By Sara Rashidi
Oct. 28, 2020 12:26 p.m.
UCLA researchers invented a potential COVID-19 treatment that uses nanotechnology and enzymes to reduce lung inflammation.
Yunfeng Lu, a chemical and biomolecular engineering professor, said his team found that the naturally occurring enzyme called catalase could reduce the severity of COVID-19. Lu’s catalase research was published in Advanced Materials in September.
The enzyme doesn’t directly attack SARS-CoV-2, the virus that causes COVID-19, but instead protects the body from the immune system overreacting to SARS-CoV-2, said Jing Wen, an assistant adjunct professor in medicine and a co-author of the research.
“The enzyme just facilitates the process, it doesn’t contribute to the fight,” Wen said. “(It) hardens our body to fight the virus.”
COVID-19 can cause inflammation in the lungs and other areas when SARS-CoV-2 infects the body.
“Once our body gets infected by the virus, our immune system tends to overreact to this virus, which can cause (inflammation) and even accelerate your infection,” said Zheng Cao, a chemical engineering graduate student and a co-author on the paper.
Enzymes are a catalyst, meaning they speed up chemical reactions without changing themselves, Cao said.
Catalase can break down hydrogen peroxide, which causes inflammation, Lu said. COVID-19 deaths are usually caused by inflammation caused by hydrogen peroxide, Lu added.

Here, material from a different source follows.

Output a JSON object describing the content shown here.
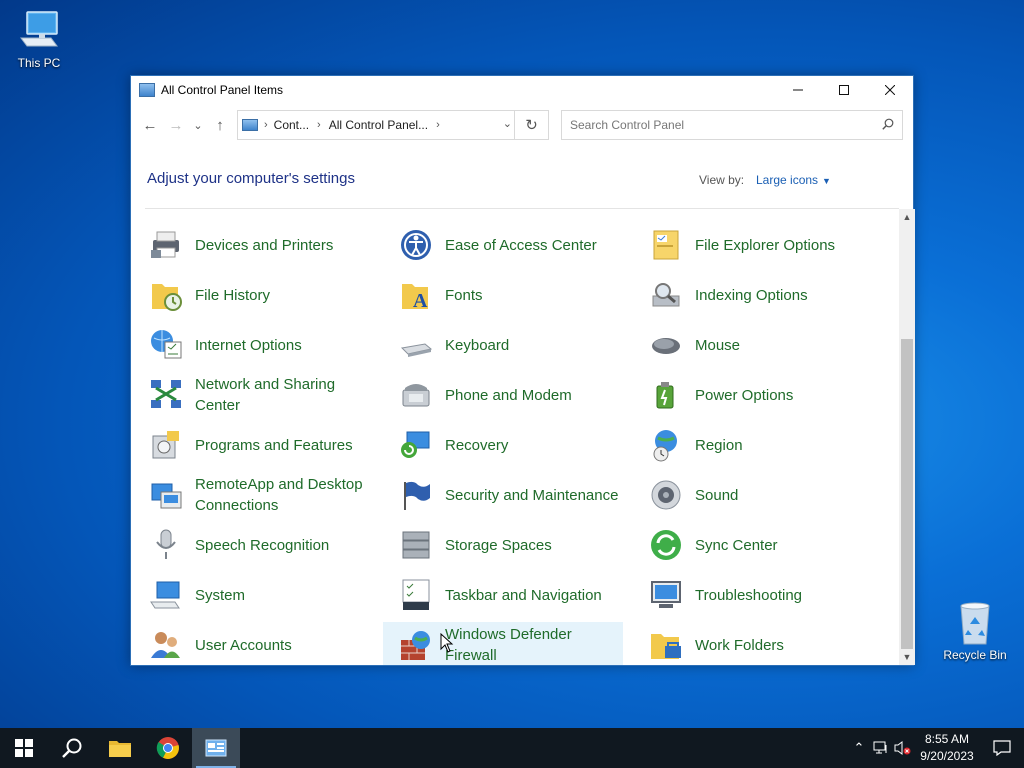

The team got the idea to use enzymes to protect against lung injuries caused by inflammation after doing similar research on the liver two years ago, Wen said.
Cao said the researchers chose catalase after being inspired by other Food and Drug Administration-approved clinical drugs, such as immunomodulatory drugs that help control the immune system.
However, catalase is unstable, Cao said. The researchers had to use nanotechnology to increase the enzyme’s stability in order to be tested, he said.
Wen said the enzyme can be digested by the body, so in order to be more effective, they used nanotechnology to create a protective shield around the enzyme.
Wen said the enzyme the researchers developed is cost efficient compared to other COVID-19 treatments available.
“(It feels) promising to have low cost therapeutics, which everyone can afford,” Wen said.
The enzyme was tested in mice and monkeys by collaborators in China, Wen said. There haven’t been any noticeable side effects on both the monkeys and the mice, she said.
The monkeys were treated with catalase using two methods – by an injection and by breathing in the compound, Cao said.
The monkeys, when treated with the enzyme, recovered from COVID-19 within 14 days, Lu said.
The team is trying to get the treatment approved by the FDA, Lu said.
Cao said the product could be used to treat other inflammatory conditions caused by diseases such as influenza or cancer. Researchers still need to verify how safe using the drug will be, he said.
“I think it has great potential in the future, but right now we are still trying to verify the safety issue because that’s the most important part for clinical applications.” Cao said.